THE TASK: Some lines below hold "icon". Pick them out and copy them.

STORED DATA:
◇ ◇ ◇ ◇

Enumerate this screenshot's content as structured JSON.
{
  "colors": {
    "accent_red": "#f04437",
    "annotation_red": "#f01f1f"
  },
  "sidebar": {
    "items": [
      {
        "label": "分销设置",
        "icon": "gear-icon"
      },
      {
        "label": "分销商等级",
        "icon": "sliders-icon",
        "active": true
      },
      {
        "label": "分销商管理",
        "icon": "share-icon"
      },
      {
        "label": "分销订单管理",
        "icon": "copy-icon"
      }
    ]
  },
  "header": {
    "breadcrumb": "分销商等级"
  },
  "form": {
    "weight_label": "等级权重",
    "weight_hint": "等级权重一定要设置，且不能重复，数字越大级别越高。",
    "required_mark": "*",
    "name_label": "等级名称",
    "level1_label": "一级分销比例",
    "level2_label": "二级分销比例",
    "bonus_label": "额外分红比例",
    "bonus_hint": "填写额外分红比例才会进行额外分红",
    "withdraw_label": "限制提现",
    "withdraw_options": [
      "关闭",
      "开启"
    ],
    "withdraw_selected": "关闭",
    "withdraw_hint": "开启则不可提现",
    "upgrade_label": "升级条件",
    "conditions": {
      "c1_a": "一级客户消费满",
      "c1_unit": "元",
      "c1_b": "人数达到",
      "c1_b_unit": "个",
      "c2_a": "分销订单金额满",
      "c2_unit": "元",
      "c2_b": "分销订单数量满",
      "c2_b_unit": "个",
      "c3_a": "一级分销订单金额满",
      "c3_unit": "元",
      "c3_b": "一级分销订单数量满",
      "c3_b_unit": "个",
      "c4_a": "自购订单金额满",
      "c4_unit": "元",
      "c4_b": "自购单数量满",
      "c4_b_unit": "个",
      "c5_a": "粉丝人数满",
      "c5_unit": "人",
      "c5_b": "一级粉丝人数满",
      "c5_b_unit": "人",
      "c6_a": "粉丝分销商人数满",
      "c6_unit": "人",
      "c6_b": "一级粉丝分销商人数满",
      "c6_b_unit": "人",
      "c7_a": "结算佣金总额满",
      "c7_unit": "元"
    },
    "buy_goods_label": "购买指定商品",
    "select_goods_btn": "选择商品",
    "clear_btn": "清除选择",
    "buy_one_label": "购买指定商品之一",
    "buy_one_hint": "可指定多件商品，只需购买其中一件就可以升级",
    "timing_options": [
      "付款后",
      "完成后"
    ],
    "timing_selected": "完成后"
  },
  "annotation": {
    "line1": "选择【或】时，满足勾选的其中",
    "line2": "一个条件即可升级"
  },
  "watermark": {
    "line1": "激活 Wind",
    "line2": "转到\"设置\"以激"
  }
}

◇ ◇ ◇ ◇

FINAL ANSWER:
        "icon": "gear-icon"
        "icon": "sliders-icon",
        "icon": "share-icon"
        "icon": "copy-icon"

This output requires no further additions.